Your instructions: Wherever the word "rank" appears in a line below, that line counts; report the total number of such lines only.

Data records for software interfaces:
■ ■ ■ ■ ■ ■ ■

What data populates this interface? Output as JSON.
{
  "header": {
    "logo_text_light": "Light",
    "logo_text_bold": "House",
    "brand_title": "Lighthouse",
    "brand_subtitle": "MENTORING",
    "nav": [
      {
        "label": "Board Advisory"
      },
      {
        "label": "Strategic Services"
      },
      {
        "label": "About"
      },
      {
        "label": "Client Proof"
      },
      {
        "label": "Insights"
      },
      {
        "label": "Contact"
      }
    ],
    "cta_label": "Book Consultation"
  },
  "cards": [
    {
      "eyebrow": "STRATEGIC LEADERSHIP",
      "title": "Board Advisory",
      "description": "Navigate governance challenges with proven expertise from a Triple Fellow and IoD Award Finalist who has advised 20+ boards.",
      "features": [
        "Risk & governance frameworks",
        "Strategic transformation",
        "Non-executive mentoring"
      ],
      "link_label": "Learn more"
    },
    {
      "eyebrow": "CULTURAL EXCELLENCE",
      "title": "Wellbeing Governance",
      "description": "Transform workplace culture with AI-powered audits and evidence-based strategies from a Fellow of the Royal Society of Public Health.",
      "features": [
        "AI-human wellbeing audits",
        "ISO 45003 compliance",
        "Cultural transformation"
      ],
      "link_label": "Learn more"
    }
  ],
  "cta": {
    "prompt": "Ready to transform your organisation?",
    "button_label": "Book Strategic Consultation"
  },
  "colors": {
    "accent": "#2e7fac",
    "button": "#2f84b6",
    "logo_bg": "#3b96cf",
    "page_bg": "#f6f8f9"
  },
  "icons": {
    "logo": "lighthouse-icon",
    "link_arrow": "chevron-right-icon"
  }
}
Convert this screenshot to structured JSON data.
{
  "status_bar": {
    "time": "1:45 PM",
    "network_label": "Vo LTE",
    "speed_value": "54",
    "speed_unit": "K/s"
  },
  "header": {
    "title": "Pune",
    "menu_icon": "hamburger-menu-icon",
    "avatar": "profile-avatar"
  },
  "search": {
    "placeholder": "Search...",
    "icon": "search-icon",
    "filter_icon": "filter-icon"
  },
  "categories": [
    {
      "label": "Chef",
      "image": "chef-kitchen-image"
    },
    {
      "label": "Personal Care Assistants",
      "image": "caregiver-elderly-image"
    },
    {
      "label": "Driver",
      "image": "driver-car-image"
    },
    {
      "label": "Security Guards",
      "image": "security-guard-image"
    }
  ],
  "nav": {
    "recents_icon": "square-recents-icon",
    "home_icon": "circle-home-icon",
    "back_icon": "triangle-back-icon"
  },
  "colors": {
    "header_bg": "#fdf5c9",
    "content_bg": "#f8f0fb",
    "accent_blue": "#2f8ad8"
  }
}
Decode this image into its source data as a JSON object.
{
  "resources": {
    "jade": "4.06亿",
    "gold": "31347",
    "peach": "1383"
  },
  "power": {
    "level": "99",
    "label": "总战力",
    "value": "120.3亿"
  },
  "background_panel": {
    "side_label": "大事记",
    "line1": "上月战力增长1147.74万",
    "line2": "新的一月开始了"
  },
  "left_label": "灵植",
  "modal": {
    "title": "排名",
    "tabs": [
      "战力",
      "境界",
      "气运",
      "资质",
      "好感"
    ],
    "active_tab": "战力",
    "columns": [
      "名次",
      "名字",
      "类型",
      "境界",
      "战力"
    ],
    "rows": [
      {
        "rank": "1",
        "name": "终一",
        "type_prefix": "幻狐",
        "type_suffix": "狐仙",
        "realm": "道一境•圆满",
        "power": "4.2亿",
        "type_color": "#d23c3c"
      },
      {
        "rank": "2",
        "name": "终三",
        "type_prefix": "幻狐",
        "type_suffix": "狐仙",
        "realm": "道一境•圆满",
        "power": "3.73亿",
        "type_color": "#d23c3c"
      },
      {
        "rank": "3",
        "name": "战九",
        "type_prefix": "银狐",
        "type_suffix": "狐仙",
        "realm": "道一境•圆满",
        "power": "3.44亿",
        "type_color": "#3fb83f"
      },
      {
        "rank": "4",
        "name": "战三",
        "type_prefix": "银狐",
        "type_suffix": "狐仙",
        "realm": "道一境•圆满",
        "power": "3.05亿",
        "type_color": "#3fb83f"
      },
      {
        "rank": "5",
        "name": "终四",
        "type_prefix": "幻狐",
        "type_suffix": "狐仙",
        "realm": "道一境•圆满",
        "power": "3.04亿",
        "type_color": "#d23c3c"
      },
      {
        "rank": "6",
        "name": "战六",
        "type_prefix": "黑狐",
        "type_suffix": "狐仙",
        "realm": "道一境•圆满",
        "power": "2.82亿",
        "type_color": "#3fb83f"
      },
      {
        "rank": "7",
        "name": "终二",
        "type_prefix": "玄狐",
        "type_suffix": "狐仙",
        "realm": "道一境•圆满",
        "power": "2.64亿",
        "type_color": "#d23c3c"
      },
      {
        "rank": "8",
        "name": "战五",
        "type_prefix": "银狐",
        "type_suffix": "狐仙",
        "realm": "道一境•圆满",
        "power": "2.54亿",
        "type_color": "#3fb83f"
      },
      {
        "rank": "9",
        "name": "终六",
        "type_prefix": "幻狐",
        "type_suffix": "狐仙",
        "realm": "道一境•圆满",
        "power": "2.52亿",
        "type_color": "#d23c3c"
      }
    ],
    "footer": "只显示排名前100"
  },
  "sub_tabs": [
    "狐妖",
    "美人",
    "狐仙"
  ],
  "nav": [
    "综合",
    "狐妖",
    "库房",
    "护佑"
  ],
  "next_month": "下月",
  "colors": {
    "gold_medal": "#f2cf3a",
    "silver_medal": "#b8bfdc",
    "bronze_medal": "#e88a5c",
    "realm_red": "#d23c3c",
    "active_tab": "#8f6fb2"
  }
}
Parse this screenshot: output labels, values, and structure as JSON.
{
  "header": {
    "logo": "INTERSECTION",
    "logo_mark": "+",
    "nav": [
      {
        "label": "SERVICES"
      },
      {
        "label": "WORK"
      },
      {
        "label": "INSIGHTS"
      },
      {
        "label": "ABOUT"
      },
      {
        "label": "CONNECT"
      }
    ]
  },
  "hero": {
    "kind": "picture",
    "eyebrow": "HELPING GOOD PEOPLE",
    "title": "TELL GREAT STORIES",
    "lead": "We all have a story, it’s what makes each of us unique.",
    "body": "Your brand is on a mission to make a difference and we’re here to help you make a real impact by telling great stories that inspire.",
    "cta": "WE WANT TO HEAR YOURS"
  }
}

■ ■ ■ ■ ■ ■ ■

Exercise solution: 9